As Americans continue staying home and practicing social distancing, many men are opting to skip shaving, leading to a wave of so-called quarantine beards and mustaches. However, this November, facial hair will take on another meaning for the many men who participate in “Movember” or “No Shave November” — nonprofit campaigns aiming to raise awareness of and funds for causes like testicular and prostate health.
These causes are a good connection point for business owners to not only raise awareness of these important causes, but also discuss the need for employees to proactively protect their health and financial well-being.
Avoid giving health a fade
The COVID-19 pandemic led many Americans to postpone doctors’ appointments and routine health screenings. In fact, a recent Cleveland Clinic study found nearly half of men (48%) have put off seeing a doctor for non-COVID-19-related health issues over the last few months, and among younger men ages 18-34, this number jumps to 56%.1
While this year has been anything but routine, it is still critical to receive annual checkups. For men, this includes tests for ailments like prostate and testicular cancer, especially considering that the average age of a testicular cancer diagnosis is 33.2
Men are also more likely than women to develop lung and colorectal cancer.3,4 However, recent studies show that screenings for colon cancer dropped by nearly 90% after the declaration of a national emergency earlier this year.5 While it can be difficult to think about these illnesses, routine doctor visits can help catch issues early before they become larger problems.
What can employers do? One solution to help promote workers’ wellness is offering supplemental insurance plans that provide a benefit for proactive care. For example, some cancer and accident policies have a wellness or health screening benefit for getting an annual physical, prostate screening or even a COVID-19 test. Cash benefits are paid directly to the insured for eligible claims, unless otherwise assigned, even if your health insurance already covers it.
Buzzing away out-of-pocket expenses

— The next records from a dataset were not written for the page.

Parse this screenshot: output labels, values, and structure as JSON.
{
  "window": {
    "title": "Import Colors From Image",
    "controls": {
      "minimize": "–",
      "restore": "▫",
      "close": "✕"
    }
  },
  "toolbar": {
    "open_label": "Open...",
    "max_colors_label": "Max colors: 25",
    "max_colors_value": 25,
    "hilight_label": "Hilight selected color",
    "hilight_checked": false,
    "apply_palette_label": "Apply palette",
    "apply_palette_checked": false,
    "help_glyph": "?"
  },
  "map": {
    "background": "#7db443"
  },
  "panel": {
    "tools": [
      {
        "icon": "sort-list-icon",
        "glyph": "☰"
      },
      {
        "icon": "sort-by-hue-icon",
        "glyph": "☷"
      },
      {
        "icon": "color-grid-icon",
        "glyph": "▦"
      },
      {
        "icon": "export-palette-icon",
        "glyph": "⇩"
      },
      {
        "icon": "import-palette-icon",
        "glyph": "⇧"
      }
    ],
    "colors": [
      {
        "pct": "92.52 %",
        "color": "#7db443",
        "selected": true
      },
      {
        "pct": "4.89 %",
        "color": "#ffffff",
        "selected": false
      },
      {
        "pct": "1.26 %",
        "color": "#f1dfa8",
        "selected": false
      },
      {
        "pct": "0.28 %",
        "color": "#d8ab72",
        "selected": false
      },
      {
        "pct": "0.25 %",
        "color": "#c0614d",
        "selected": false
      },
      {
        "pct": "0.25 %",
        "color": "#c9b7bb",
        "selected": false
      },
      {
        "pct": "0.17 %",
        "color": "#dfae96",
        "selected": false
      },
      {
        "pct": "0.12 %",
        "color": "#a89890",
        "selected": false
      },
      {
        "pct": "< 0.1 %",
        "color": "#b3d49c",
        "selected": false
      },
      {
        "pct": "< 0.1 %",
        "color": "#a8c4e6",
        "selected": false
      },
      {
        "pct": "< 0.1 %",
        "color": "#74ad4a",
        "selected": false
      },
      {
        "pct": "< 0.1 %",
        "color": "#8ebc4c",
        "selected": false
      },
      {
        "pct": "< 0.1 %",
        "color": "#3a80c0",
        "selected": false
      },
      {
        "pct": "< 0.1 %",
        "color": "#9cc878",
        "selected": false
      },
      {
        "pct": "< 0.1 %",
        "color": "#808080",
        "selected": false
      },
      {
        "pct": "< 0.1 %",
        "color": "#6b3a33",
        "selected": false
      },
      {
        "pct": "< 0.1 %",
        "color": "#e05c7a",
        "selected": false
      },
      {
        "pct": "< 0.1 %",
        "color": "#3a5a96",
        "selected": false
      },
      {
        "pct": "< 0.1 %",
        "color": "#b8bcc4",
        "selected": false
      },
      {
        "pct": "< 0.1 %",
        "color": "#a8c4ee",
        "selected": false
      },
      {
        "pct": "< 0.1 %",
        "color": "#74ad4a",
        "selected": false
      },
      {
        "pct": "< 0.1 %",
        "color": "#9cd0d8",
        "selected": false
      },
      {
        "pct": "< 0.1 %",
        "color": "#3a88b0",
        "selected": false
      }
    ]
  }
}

An illness like cancer is not just emotionally draining, but even with health insurance, it can also be financially straining. In fact, the impact of out-of-pocket medical expenses is staggering, according to the 2020 Aflac Health Care Issues Survey: 42% of respondents said they faced out-of-pocket costs of $1,000 or more beyond a copay or deductible during their most recent hospital visit, up from 35% in 2019. This led 28% to postpone seeing a medical professional, 27% to rely on a credit card, 17% to pick up extra work hours/shifts and 13% to take out a loan to help offset medical expenses.6
One solution may be supplemental insurance like critical illness and cancer insurance, which provide cash benefits in the event of a covered illness to help with the expenses health insurance doesn’t cover. Not only can it help with an initial diagnosis, but it also can help provide financial assistance through treatment — even nonsurgical options like immunotherapy — as well as a benefit payable after an insured is declared cancer-free.
A whisker in time
November’s health focus is a great time to remind employees about the importance of being proactive about their health and ensuring they are financially prepared in the event of a diagnosis — whether you embrace the ‘stache or not.
Bob Ruff is senior vice president of Growth Solutions. He is responsible for the development and execution of key growth initiatives for Aflac U.S., including product development, enrollment, business development and market development.
1 Cleveland Clinic. “Cleveland Clinic ‘Coping with COVID’ Survey Illustrates the Mental and Physical Toll the Pandemic is Taking on Men.” https://newsroom.clevelandclinic.org/2020/09/02/cleveland-clinic-coping-with-covid-survey-illustrates-the-mental-and-physical-toll-the-pandemic-is-taking-on-men. Accessed Oct. 14, 2020.
2 American Cancer Society. “Key Statistics for Testicular Cancer.” https://www.cancer.org/cancer/testicular-cancer/about/key-statistics.html. Accessed Oct. 14, 2020.
3 Centers for Disease Control and Prevention. “United States Cancer Statistics: Data Visualizations.” https://gis.cdc.gov/Cancer/USCS/DataViz.html. Accessed Oct. 14, 2020.
4 American Cancer Society. “Key Statistics for Colorectal Cancer.” https://www.cancer.org/cancer/colon-rectal-cancer/about/key-statistics.html. Accessed Oct. 14, 2020.
5 Cancer Health. “COVID-19 Leads to Drop in Cancer Diagnosis.” https://www.cancerhealth.com/article/covid19-leads-drop-cancer-diagnoses. Accessed Oct. 14, 2020.
6 The 2020 Aflac Health Care Issues Survey is a national online survey of 1,138 U.S. adults fielded in August 2020 by Hill+Knowlton Strategies. Learn more at Aflac.com/HCI.
This article is for informational purposes only and is not a solicitation for insurance. Aflac includes Aflac and/or Aflac New York.
Movember stock photo by Morocko/Shutterstock